*Extracted entries:*
=-=-=

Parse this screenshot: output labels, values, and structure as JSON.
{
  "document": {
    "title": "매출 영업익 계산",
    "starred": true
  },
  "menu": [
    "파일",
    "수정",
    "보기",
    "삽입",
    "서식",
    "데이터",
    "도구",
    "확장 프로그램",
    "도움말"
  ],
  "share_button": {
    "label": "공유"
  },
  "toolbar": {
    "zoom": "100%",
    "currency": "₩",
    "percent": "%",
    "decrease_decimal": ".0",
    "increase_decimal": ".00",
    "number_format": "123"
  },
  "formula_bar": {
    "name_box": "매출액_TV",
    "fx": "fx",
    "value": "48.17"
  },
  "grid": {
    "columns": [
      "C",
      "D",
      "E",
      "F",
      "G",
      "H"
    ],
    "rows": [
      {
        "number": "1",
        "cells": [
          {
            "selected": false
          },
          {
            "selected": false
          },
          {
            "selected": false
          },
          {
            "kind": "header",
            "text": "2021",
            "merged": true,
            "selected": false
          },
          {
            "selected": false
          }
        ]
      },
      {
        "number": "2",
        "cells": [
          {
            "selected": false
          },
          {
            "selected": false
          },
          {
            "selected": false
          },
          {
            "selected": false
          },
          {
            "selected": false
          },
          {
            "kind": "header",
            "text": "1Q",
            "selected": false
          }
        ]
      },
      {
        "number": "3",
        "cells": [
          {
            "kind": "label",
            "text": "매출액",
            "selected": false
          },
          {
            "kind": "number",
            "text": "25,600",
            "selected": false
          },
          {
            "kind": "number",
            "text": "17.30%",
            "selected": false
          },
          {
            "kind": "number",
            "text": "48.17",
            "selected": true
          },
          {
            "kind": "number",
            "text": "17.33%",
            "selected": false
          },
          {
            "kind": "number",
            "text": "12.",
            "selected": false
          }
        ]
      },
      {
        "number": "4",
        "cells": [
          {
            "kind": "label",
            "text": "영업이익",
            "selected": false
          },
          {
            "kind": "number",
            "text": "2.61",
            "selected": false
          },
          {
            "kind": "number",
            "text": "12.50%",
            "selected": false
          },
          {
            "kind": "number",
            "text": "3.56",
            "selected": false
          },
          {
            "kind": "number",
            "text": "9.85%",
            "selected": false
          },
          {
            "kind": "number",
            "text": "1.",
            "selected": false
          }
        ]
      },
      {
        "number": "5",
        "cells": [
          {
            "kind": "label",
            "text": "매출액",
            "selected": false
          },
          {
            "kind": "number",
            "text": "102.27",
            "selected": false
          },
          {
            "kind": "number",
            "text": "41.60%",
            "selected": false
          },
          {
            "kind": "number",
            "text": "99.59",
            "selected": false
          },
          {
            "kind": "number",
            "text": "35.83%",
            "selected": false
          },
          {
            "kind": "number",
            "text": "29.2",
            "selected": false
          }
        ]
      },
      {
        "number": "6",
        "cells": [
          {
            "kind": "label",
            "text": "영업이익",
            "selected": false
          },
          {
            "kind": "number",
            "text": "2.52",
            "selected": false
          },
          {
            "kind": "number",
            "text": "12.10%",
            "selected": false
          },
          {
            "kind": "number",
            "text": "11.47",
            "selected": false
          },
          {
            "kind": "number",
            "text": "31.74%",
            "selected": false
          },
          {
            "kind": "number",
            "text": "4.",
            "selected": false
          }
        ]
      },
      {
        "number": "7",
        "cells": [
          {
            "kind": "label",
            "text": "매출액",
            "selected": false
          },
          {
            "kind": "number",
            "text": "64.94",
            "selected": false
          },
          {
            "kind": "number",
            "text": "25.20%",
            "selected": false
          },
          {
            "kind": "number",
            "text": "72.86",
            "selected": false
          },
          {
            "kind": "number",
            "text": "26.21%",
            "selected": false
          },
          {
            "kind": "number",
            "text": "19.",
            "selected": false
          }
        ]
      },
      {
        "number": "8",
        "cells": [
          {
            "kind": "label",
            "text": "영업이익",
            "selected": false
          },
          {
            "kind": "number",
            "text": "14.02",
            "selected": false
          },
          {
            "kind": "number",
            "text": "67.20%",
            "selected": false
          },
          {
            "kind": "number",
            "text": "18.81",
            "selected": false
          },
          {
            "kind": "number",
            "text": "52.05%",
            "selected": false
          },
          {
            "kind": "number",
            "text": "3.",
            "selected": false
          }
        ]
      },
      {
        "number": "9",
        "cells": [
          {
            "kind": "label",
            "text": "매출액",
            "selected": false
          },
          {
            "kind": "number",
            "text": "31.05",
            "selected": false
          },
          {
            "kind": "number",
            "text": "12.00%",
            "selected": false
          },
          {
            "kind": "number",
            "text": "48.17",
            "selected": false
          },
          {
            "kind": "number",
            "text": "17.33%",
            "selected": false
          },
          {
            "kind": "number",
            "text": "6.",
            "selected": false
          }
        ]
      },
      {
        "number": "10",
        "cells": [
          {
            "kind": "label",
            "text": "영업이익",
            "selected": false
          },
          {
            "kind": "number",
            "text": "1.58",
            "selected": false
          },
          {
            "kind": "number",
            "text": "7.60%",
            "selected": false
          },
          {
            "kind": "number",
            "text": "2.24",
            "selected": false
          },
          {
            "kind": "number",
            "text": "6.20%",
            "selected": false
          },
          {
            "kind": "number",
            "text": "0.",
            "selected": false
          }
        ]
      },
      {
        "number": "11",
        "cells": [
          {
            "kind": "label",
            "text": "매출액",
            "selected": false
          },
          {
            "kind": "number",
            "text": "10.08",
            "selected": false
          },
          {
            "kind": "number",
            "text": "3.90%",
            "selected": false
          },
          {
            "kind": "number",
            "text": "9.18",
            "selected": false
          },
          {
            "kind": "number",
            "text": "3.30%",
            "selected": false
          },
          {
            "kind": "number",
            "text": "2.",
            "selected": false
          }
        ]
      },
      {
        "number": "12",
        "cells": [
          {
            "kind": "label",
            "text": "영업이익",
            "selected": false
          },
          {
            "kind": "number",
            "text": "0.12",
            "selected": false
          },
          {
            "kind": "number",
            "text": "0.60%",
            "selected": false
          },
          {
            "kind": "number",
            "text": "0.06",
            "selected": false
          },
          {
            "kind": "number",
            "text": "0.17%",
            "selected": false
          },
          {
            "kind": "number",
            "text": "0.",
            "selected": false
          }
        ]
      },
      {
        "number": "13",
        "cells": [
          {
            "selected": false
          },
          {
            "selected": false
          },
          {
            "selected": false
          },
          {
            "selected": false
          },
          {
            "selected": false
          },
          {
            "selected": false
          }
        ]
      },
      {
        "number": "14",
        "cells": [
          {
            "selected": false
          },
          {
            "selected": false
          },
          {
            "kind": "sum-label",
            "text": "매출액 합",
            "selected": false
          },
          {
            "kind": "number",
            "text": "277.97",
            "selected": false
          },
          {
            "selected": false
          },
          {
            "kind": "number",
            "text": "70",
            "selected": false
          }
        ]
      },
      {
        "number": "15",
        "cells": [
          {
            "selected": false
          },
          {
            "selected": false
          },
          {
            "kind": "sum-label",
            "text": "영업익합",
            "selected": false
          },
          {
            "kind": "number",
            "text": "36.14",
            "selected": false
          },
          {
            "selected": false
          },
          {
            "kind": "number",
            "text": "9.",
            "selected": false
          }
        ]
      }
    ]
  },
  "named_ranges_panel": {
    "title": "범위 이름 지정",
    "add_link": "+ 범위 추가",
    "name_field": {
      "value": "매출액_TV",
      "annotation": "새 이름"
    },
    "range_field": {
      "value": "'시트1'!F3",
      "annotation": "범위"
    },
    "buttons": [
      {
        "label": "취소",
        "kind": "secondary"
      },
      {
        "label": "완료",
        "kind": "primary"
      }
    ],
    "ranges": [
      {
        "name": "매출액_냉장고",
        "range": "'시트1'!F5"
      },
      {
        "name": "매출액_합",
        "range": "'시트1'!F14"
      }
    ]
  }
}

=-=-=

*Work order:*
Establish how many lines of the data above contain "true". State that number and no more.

*Task response:*
3